Or experience with a specific industry? Why is that necessary? It’s almost always better to recruit candidates who don’t have expertise in your area so that you get a fresh perspective on your product, industry, and technology. You can be a brilliant Product Manager or UX Designer and be industry agnostic… it’s the experience and skills that make them great, not necessarily specific knowledge of that company or industry. If anything, specific company or industry knowledge can hurt more than help since it keeps that person in a comfort bubble.
You need to scale back the list of requirements in order to find better talent. If not, you risk overlooking an average patent examiner for the next world-renowned theoretical physicist.
3. Humor is a Sign of Intelligence
If you’ve ever worked with people who suck, they’re usually boring, narcissistic, and/or have no sense of humor. We (i.e. normal humans) all like to laugh and have fun while working. So it’s important to hire folks who are sarcastic and have good sense of humor.
Why is humor important?
Albert Einstein attributed his brilliant mind to having a childlike sense of humor. Indeed, a number of studies have found an association between humor and intelligence.
Funny people – particularly those who enjoy dark humor – have higher IQs than their less funny peers because it takes both cognitive and emotional ability to process and produce humor. Their analysis shows that funny people have higher verbal and non-verbal intelligence, and they score lower in mood disturbance and aggressiveness.
Not only are funny people smarter, they’re also great to be around. Evidence suggests that having a good sense of humor is linked to high emotional intelligence (EQ) and is a highly desirable quality in a partner.
- DO: The candidate should make you laugh during the course of a normal interview (phone or in-person), where humor should just be part of their personality.
- DON’T: Please don’t ask them to tell you a joke, even comedians aren’t that funny when put on the spot.
4. Seek Results-Oriented Candidates vs Process Knowledge
Results should be the only thing that matters, not process.
Sure, it may make it a little easier to work with someone that has Agile experience and/or certifications. But to diminish a candidate’s standing because their current Agile process doesn’t match yours is completely idiotic. Remember the Agile manifesto – outlined below – directly states “Individuals and interactions over processes and tools.”
If they have 10+ years of experience and have developed a plethora of websites and mobile apps, then make sure you’re asking the right questions. But you shouldn’t ever bring up process (unless of course you’re hiring a ScrumMaster or PM), because most candidates aren’t responsible for developing their process and it’s likely going to be different than your Agile process.
- How do you define success in products?
- What KPI’s did you measure and why?
- Did you hit your KPI’s?
- Did you ever have to pivot a product? If so, why?
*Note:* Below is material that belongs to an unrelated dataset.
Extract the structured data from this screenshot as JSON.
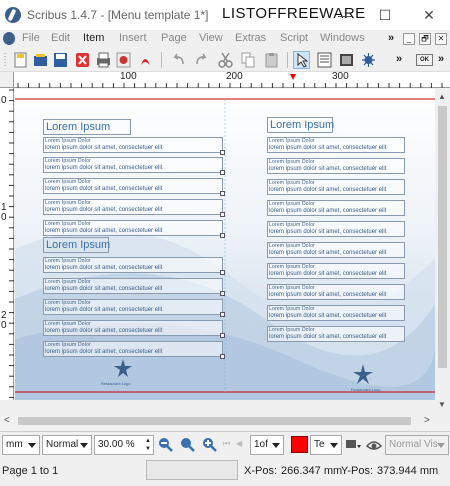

- Tell me about a time you failed.
5. Find People with Passion
Nobody wants to work with boring people. To combat this, you need to find folks who are passionate. About anything. As long as it’s legal. And preferably related to the role.
Don’t ask “What are you passionate about?” because of course they’re going to rattle off a ton of stuff just to impress you. Instead, ask them these questions:
- What do you do in your spare time?
- If you could go back and change your undergraduate major, what would it be?
- Do you volunteer and/or donate money?
- Anything else you want to tell me about yourself?
It’s important to have the right perspective on your selection process and criteria to find the right candidates who are a great fit for your team. And that means finding creative candidates for all positions, as well as those that are funny and have proven results.
If you still need convincing, then you should listen to an overlooked patent examiner…